_What you are asked to do_
Pictures aside, repeat the listing below exactly.
**********
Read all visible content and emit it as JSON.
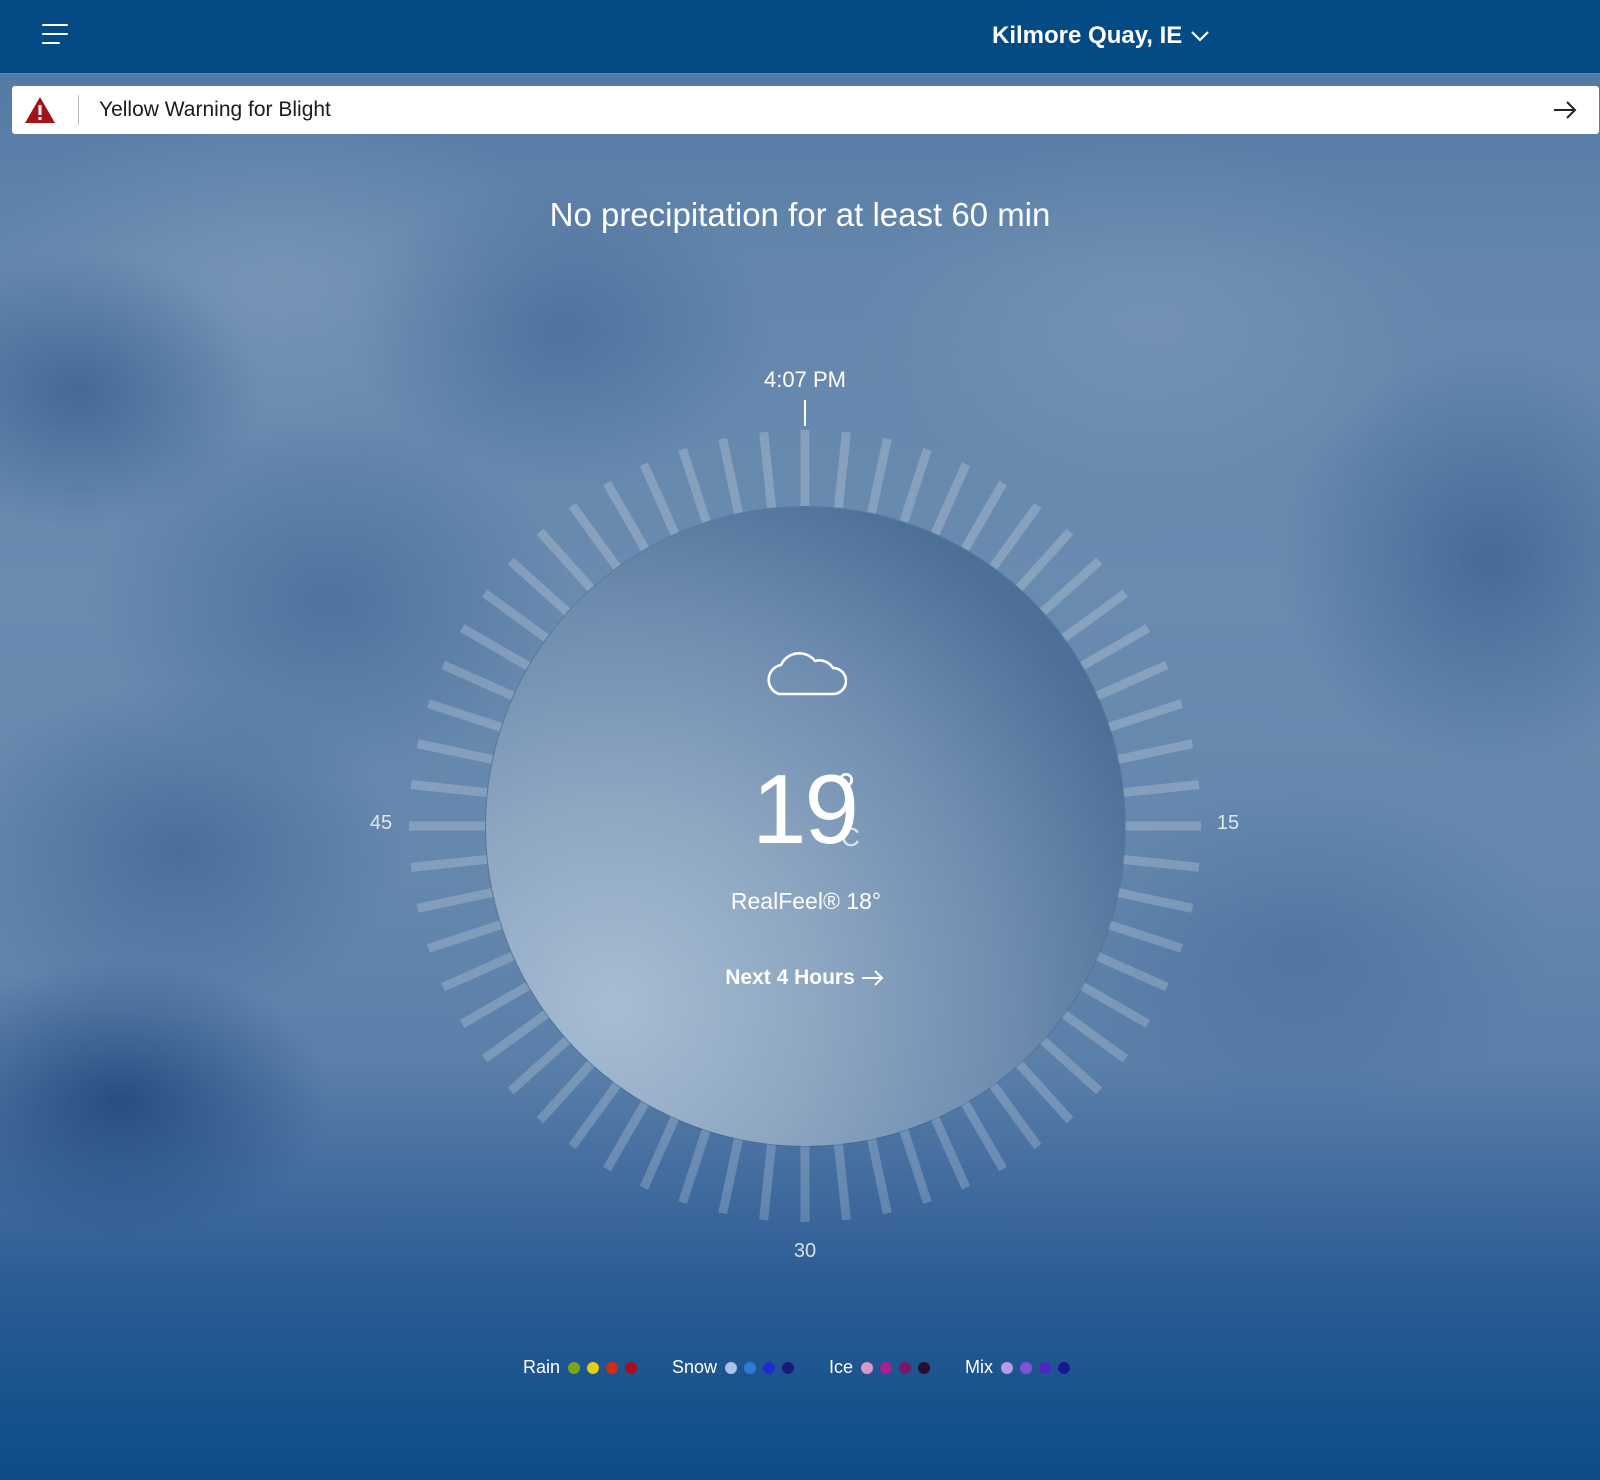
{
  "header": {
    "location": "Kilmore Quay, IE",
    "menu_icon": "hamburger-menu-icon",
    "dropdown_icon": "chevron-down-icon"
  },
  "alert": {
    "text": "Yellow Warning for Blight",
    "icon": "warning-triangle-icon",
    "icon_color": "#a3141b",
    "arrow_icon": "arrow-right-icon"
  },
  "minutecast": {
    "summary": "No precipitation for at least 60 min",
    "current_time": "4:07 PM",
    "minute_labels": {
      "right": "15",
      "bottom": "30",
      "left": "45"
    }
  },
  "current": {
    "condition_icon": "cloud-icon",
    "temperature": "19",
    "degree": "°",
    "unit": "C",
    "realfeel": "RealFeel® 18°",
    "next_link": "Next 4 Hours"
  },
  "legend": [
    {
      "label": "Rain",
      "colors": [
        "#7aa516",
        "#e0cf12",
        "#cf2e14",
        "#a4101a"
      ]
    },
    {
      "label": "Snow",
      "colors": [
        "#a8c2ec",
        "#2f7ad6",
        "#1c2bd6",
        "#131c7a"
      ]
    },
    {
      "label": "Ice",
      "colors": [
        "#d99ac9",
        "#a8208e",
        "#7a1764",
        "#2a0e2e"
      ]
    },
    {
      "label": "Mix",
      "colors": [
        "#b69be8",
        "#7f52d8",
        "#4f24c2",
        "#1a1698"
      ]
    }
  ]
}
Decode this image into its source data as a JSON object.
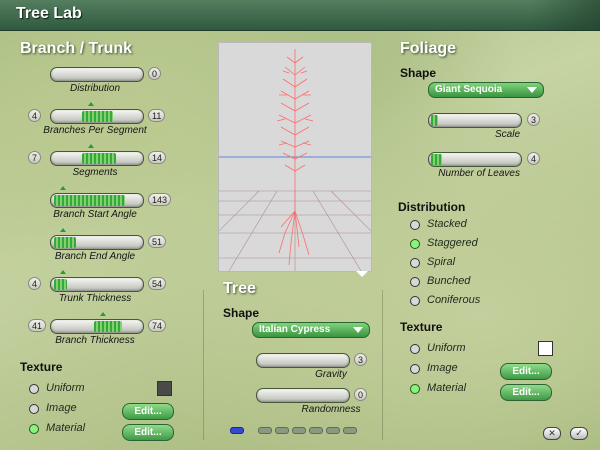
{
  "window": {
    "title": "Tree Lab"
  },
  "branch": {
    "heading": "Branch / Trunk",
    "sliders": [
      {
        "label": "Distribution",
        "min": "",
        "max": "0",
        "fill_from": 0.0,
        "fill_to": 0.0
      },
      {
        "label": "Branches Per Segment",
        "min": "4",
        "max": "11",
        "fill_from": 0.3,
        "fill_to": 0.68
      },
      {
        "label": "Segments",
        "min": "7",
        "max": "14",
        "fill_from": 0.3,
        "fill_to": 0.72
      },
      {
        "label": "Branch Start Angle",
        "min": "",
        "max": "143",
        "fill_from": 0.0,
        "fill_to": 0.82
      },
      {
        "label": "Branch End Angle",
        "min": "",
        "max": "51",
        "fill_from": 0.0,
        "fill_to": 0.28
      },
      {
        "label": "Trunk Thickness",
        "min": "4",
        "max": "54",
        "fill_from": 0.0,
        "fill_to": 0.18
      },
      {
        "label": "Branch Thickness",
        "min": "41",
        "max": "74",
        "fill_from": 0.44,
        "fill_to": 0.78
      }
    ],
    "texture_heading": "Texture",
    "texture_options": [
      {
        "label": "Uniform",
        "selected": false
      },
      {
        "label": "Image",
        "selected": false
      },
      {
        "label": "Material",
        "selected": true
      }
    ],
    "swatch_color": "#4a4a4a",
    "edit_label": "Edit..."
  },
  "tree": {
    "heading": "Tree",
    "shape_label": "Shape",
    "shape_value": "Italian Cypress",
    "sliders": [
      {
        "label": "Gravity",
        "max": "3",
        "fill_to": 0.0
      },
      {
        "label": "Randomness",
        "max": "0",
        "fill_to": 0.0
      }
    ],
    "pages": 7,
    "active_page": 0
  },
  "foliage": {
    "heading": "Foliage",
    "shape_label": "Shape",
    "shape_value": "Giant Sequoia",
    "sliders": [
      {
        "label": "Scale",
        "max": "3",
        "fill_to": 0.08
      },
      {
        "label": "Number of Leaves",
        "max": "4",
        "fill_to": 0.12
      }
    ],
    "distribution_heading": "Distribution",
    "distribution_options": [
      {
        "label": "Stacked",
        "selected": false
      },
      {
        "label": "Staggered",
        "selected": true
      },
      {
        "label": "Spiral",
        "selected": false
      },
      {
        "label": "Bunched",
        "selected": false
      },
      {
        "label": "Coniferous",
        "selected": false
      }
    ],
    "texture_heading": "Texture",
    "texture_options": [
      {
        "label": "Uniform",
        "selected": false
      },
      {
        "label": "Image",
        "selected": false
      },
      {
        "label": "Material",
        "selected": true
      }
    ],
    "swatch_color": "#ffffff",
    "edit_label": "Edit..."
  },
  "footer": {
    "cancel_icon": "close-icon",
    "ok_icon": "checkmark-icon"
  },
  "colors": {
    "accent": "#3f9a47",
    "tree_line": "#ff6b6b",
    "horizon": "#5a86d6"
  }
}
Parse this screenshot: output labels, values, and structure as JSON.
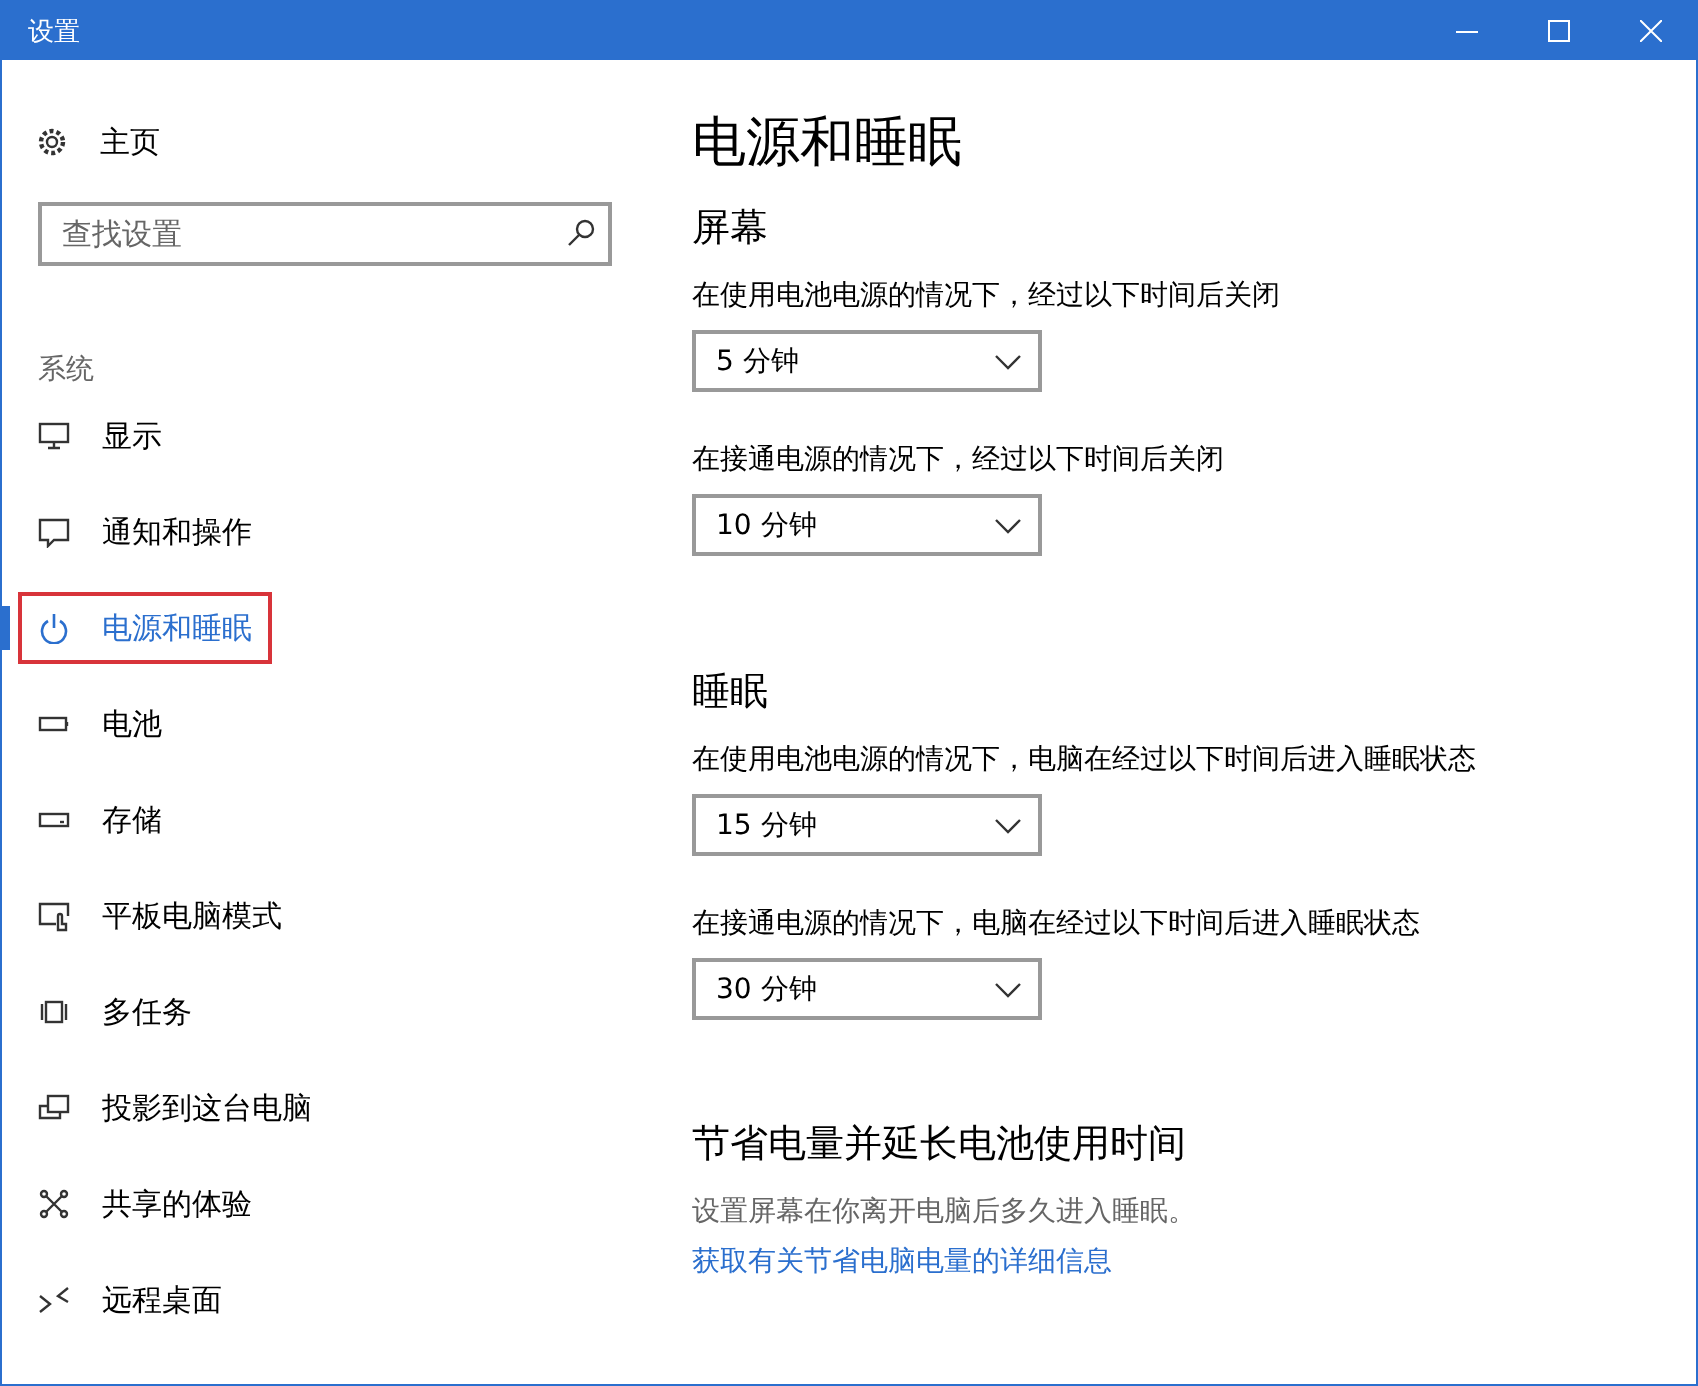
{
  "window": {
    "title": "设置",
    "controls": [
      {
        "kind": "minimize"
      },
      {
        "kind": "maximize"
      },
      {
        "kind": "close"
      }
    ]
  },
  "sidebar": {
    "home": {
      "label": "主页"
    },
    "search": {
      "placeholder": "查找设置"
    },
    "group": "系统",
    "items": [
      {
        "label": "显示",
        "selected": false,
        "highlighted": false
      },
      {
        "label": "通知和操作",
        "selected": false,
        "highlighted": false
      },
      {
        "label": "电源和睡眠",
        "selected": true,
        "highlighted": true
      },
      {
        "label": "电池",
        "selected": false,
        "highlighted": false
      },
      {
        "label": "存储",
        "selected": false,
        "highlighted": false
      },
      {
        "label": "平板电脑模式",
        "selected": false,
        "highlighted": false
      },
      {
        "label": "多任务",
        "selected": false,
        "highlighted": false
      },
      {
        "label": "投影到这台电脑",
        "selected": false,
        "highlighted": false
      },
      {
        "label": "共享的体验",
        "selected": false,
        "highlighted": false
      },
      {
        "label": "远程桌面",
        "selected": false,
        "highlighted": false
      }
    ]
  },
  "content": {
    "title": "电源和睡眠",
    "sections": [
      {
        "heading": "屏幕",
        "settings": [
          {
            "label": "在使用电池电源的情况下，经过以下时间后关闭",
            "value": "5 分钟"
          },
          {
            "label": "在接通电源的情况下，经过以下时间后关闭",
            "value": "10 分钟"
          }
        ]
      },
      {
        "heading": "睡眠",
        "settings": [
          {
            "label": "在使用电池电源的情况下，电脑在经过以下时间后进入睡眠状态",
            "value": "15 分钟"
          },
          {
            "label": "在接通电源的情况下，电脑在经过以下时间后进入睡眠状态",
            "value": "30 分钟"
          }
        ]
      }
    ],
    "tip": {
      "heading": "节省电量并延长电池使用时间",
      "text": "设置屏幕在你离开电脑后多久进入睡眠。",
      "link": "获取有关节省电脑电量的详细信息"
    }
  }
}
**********
_Response to the task_
Read all visible content and emit it as JSON.
{
  "header": {
    "location": "Kilmore Quay, IE",
    "menu_icon": "hamburger-menu-icon",
    "dropdown_icon": "chevron-down-icon"
  },
  "alert": {
    "text": "Yellow Warning for Blight",
    "icon": "warning-triangle-icon",
    "icon_color": "#a3141b",
    "arrow_icon": "arrow-right-icon"
  },
  "minutecast": {
    "summary": "No precipitation for at least 60 min",
    "current_time": "4:07 PM",
    "minute_labels": {
      "right": "15",
      "bottom": "30",
      "left": "45"
    }
  },
  "current": {
    "condition_icon": "cloud-icon",
    "temperature": "19",
    "degree": "°",
    "unit": "C",
    "realfeel": "RealFeel® 18°",
    "next_link": "Next 4 Hours"
  },
  "legend": [
    {
      "label": "Rain",
      "colors": [
        "#7aa516",
        "#e0cf12",
        "#cf2e14",
        "#a4101a"
      ]
    },
    {
      "label": "Snow",
      "colors": [
        "#a8c2ec",
        "#2f7ad6",
        "#1c2bd6",
        "#131c7a"
      ]
    },
    {
      "label": "Ice",
      "colors": [
        "#d99ac9",
        "#a8208e",
        "#7a1764",
        "#2a0e2e"
      ]
    },
    {
      "label": "Mix",
      "colors": [
        "#b69be8",
        "#7f52d8",
        "#4f24c2",
        "#1a1698"
      ]
    }
  ]
}
Decode this image into its source data as a JSON object.
{
  "window": {
    "title": "Tree Lab"
  },
  "branch": {
    "heading": "Branch / Trunk",
    "sliders": [
      {
        "label": "Distribution",
        "min": "",
        "max": "0",
        "fill_from": 0.0,
        "fill_to": 0.0
      },
      {
        "label": "Branches Per Segment",
        "min": "4",
        "max": "11",
        "fill_from": 0.3,
        "fill_to": 0.68
      },
      {
        "label": "Segments",
        "min": "7",
        "max": "14",
        "fill_from": 0.3,
        "fill_to": 0.72
      },
      {
        "label": "Branch Start Angle",
        "min": "",
        "max": "143",
        "fill_from": 0.0,
        "fill_to": 0.82
      },
      {
        "label": "Branch End Angle",
        "min": "",
        "max": "51",
        "fill_from": 0.0,
        "fill_to": 0.28
      },
      {
        "label": "Trunk Thickness",
        "min": "4",
        "max": "54",
        "fill_from": 0.0,
        "fill_to": 0.18
      },
      {
        "label": "Branch Thickness",
        "min": "41",
        "max": "74",
        "fill_from": 0.44,
        "fill_to": 0.78
      }
    ],
    "texture_heading": "Texture",
    "texture_options": [
      {
        "label": "Uniform",
        "selected": false
      },
      {
        "label": "Image",
        "selected": false
      },
      {
        "label": "Material",
        "selected": true
      }
    ],
    "swatch_color": "#4a4a4a",
    "edit_label": "Edit..."
  },
  "tree": {
    "heading": "Tree",
    "shape_label": "Shape",
    "shape_value": "Italian Cypress",
    "sliders": [
      {
        "label": "Gravity",
        "max": "3",
        "fill_to": 0.0
      },
      {
        "label": "Randomness",
        "max": "0",
        "fill_to": 0.0
      }
    ],
    "pages": 7,
    "active_page": 0
  },
  "foliage": {
    "heading": "Foliage",
    "shape_label": "Shape",
    "shape_value": "Giant Sequoia",
    "sliders": [
      {
        "label": "Scale",
        "max": "3",
        "fill_to": 0.08
      },
      {
        "label": "Number of Leaves",
        "max": "4",
        "fill_to": 0.12
      }
    ],
    "distribution_heading": "Distribution",
    "distribution_options": [
      {
        "label": "Stacked",
        "selected": false
      },
      {
        "label": "Staggered",
        "selected": true
      },
      {
        "label": "Spiral",
        "selected": false
      },
      {
        "label": "Bunched",
        "selected": false
      },
      {
        "label": "Coniferous",
        "selected": false
      }
    ],
    "texture_heading": "Texture",
    "texture_options": [
      {
        "label": "Uniform",
        "selected": false
      },
      {
        "label": "Image",
        "selected": false
      },
      {
        "label": "Material",
        "selected": true
      }
    ],
    "swatch_color": "#ffffff",
    "edit_label": "Edit..."
  },
  "footer": {
    "cancel_icon": "close-icon",
    "ok_icon": "checkmark-icon"
  },
  "colors": {
    "accent": "#3f9a47",
    "tree_line": "#ff6b6b",
    "horizon": "#5a86d6"
  }
}
Parse this screenshot: output labels, values, and structure as JSON.
{
  "window": {
    "title": "设置",
    "controls": [
      {
        "kind": "minimize"
      },
      {
        "kind": "maximize"
      },
      {
        "kind": "close"
      }
    ]
  },
  "sidebar": {
    "home": {
      "label": "主页"
    },
    "search": {
      "placeholder": "查找设置"
    },
    "group": "系统",
    "items": [
      {
        "label": "显示",
        "selected": false,
        "highlighted": false
      },
      {
        "label": "通知和操作",
        "selected": false,
        "highlighted": false
      },
      {
        "label": "电源和睡眠",
        "selected": true,
        "highlighted": true
      },
      {
        "label": "电池",
        "selected": false,
        "highlighted": false
      },
      {
        "label": "存储",
        "selected": false,
        "highlighted": false
      },
      {
        "label": "平板电脑模式",
        "selected": false,
        "highlighted": false
      },
      {
        "label": "多任务",
        "selected": false,
        "highlighted": false
      },
      {
        "label": "投影到这台电脑",
        "selected": false,
        "highlighted": false
      },
      {
        "label": "共享的体验",
        "selected": false,
        "highlighted": false
      },
      {
        "label": "远程桌面",
        "selected": false,
        "highlighted": false
      }
    ]
  },
  "content": {
    "title": "电源和睡眠",
    "sections": [
      {
        "heading": "屏幕",
        "settings": [
          {
            "label": "在使用电池电源的情况下，经过以下时间后关闭",
            "value": "5 分钟"
          },
          {
            "label": "在接通电源的情况下，经过以下时间后关闭",
            "value": "10 分钟"
          }
        ]
      },
      {
        "heading": "睡眠",
        "settings": [
          {
            "label": "在使用电池电源的情况下，电脑在经过以下时间后进入睡眠状态",
            "value": "15 分钟"
          },
          {
            "label": "在接通电源的情况下，电脑在经过以下时间后进入睡眠状态",
            "value": "30 分钟"
          }
        ]
      }
    ],
    "tip": {
      "heading": "节省电量并延长电池使用时间",
      "text": "设置屏幕在你离开电脑后多久进入睡眠。",
      "link": "获取有关节省电脑电量的详细信息"
    }
  }
}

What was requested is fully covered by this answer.